Aim of the task
Every line below that holds "alle" must be copied.

Supplied material
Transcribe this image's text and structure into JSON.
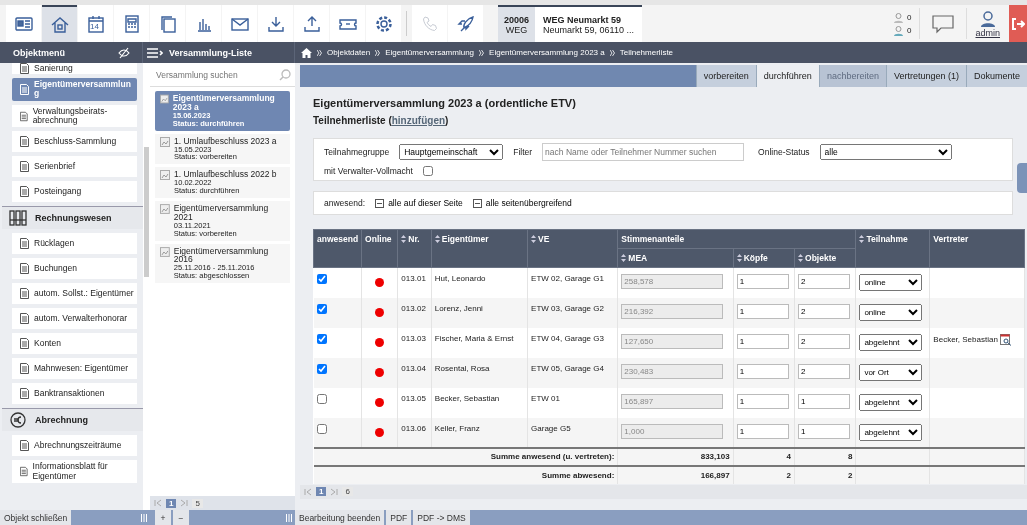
{
  "toolbar": {
    "tools": [
      {
        "selected": false,
        "disabled": false
      },
      {
        "selected": true,
        "disabled": false
      },
      {
        "selected": false,
        "disabled": false,
        "badge": "14"
      },
      {
        "selected": false,
        "disabled": false
      },
      {
        "selected": false,
        "disabled": false
      },
      {
        "selected": false,
        "disabled": false
      },
      {
        "selected": false,
        "disabled": false
      },
      {
        "selected": false,
        "disabled": false
      },
      {
        "selected": false,
        "disabled": false
      },
      {
        "selected": false,
        "disabled": false
      },
      {
        "selected": false,
        "disabled": false
      },
      {
        "selected": false,
        "disabled": true
      },
      {
        "selected": false,
        "disabled": false
      }
    ],
    "object": {
      "number": "20006",
      "type": "WEG",
      "name": "WEG Neumarkt 59",
      "address": "Neumarkt 59, 06110 ..."
    },
    "counters": [
      "0",
      "0"
    ],
    "user": "admin"
  },
  "header": {
    "menu_title": "Objektmenü",
    "list_title": "Versammlung-Liste",
    "breadcrumb": [
      "Objektdaten",
      "Eigentümerversammlung",
      "Eigentümerversammlung 2023 a",
      "Teilnehmerliste"
    ]
  },
  "sidebar": {
    "items": [
      {
        "kind": "item",
        "label": "Sanierung",
        "selected": false
      },
      {
        "kind": "item",
        "label": "Eigentümerversammlung",
        "selected": true
      },
      {
        "kind": "item",
        "label": "Verwaltungsbeirats-abrechnung",
        "selected": false
      },
      {
        "kind": "item",
        "label": "Beschluss-Sammlung",
        "selected": false
      },
      {
        "kind": "item",
        "label": "Serienbrief",
        "selected": false
      },
      {
        "kind": "item",
        "label": "Posteingang",
        "selected": false
      },
      {
        "kind": "section",
        "label": "Rechnungswesen"
      },
      {
        "kind": "item",
        "label": "Rücklagen",
        "selected": false
      },
      {
        "kind": "item",
        "label": "Buchungen",
        "selected": false
      },
      {
        "kind": "item",
        "label": "autom. Sollst.: Eigentümer",
        "selected": false
      },
      {
        "kind": "item",
        "label": "autom. Verwalterhonorar",
        "selected": false
      },
      {
        "kind": "item",
        "label": "Konten",
        "selected": false
      },
      {
        "kind": "item",
        "label": "Mahnwesen: Eigentümer",
        "selected": false
      },
      {
        "kind": "item",
        "label": "Banktransaktionen",
        "selected": false
      },
      {
        "kind": "section",
        "label": "Abrechnung"
      },
      {
        "kind": "item",
        "label": "Abrechnungszeiträume",
        "selected": false
      },
      {
        "kind": "item",
        "label": "Informationsblatt für Eigentümer",
        "selected": false
      }
    ]
  },
  "meetings": {
    "search": {
      "placeholder": "Versammlung suchen"
    },
    "items": [
      {
        "title": "Eigentümerversammlung 2023 a",
        "date": "15.06.2023",
        "status": "Status: durchführen",
        "selected": true
      },
      {
        "title": "1. Umlaufbeschluss 2023 a",
        "date": "15.05.2023",
        "status": "Status: vorbereiten",
        "selected": false
      },
      {
        "title": "1. Umlaufbeschluss 2022 b",
        "date": "10.02.2022",
        "status": "Status: durchführen",
        "selected": false
      },
      {
        "title": "Eigentümerversammlung 2021",
        "date": "03.11.2021",
        "status": "Status: vorbereiten",
        "selected": false
      },
      {
        "title": "Eigentümerversammlung 2016",
        "date": "25.11.2016 - 25.11.2016",
        "status": "Status: abgeschlossen",
        "selected": false
      }
    ],
    "pager": {
      "current": "1",
      "total": "5"
    }
  },
  "tabs": [
    {
      "label": "vorbereiten",
      "selected": false,
      "disabled": false
    },
    {
      "label": "durchführen",
      "selected": true,
      "disabled": false
    },
    {
      "label": "nachbereiten",
      "selected": false,
      "disabled": true
    },
    {
      "label": "Vertretungen (1)",
      "selected": false,
      "disabled": false
    },
    {
      "label": "Dokumente",
      "selected": false,
      "disabled": false
    }
  ],
  "content": {
    "title": "Eigentümerversammlung 2023 a (ordentliche ETV)",
    "subtitle_prefix": "Teilnehmerliste (",
    "add_link": "hinzufügen",
    "subtitle_suffix": ")",
    "filters": {
      "group_label": "Teilnahmegruppe",
      "group_value": "Hauptgemeinschaft",
      "filter_label": "Filter",
      "filter_placeholder": "nach Name oder Teilnehmer Nummer suchen",
      "online_label": "Online-Status",
      "online_value": "alle",
      "proxy_label": "mit Verwalter-Vollmacht",
      "proxy_checked": false
    },
    "presence": {
      "label": "anwesend:",
      "options": [
        "alle auf dieser Seite",
        "alle seitenübergreifend"
      ]
    },
    "table": {
      "columns": {
        "present": "anwesend",
        "online": "Online",
        "nr": "Nr.",
        "owner": "Eigentümer",
        "unit": "VE",
        "votes": "Stimmenanteile",
        "mea": "MEA",
        "heads": "Köpfe",
        "objects": "Objekte",
        "participation": "Teilnahme",
        "proxy": "Vertreter"
      },
      "rows": [
        {
          "present": true,
          "online": false,
          "nr": "013.01",
          "owner": "Hut, Leonardo",
          "unit": "ETW 02, Garage G1",
          "mea": "258,578",
          "heads": "1",
          "objects": "2",
          "participation": "online"
        },
        {
          "present": true,
          "online": false,
          "nr": "013.02",
          "owner": "Lorenz, Jenni",
          "unit": "ETW 03, Garage G2",
          "mea": "216,392",
          "heads": "1",
          "objects": "2",
          "participation": "online"
        },
        {
          "present": true,
          "online": false,
          "nr": "013.03",
          "owner": "Fischer, Maria & Ernst",
          "unit": "ETW 04, Garage G3",
          "mea": "127,650",
          "heads": "1",
          "objects": "2",
          "participation": "abgelehnt",
          "proxy": "Becker, Sebastian"
        },
        {
          "present": true,
          "online": false,
          "nr": "013.04",
          "owner": "Rosental, Rosa",
          "unit": "ETW 05, Garage G4",
          "mea": "230,483",
          "heads": "1",
          "objects": "2",
          "participation": "vor Ort"
        },
        {
          "present": false,
          "online": false,
          "nr": "013.05",
          "owner": "Becker, Sebastian",
          "unit": "ETW 01",
          "mea": "165,897",
          "heads": "1",
          "objects": "1",
          "participation": "abgelehnt"
        },
        {
          "present": false,
          "online": false,
          "nr": "013.06",
          "owner": "Keller, Franz",
          "unit": "Garage G5",
          "mea": "1,000",
          "heads": "1",
          "objects": "1",
          "participation": "abgelehnt"
        }
      ],
      "sums": [
        {
          "label": "Summe anwesend (u. vertreten):",
          "mea": "833,103",
          "heads": "4",
          "objects": "8"
        },
        {
          "label": "Summe abwesend:",
          "mea": "166,897",
          "heads": "2",
          "objects": "2"
        }
      ]
    },
    "pager": {
      "current": "1",
      "total": "6"
    }
  },
  "bottom": {
    "close": "Objekt schließen",
    "add": "+",
    "remove": "−",
    "buttons": [
      "Bearbeitung beenden",
      "PDF",
      "PDF -> DMS"
    ]
  }
}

Output for this exercise
      "online_value": "alle",
        "alle auf dieser Seite",
        "alle seitenübergreifend"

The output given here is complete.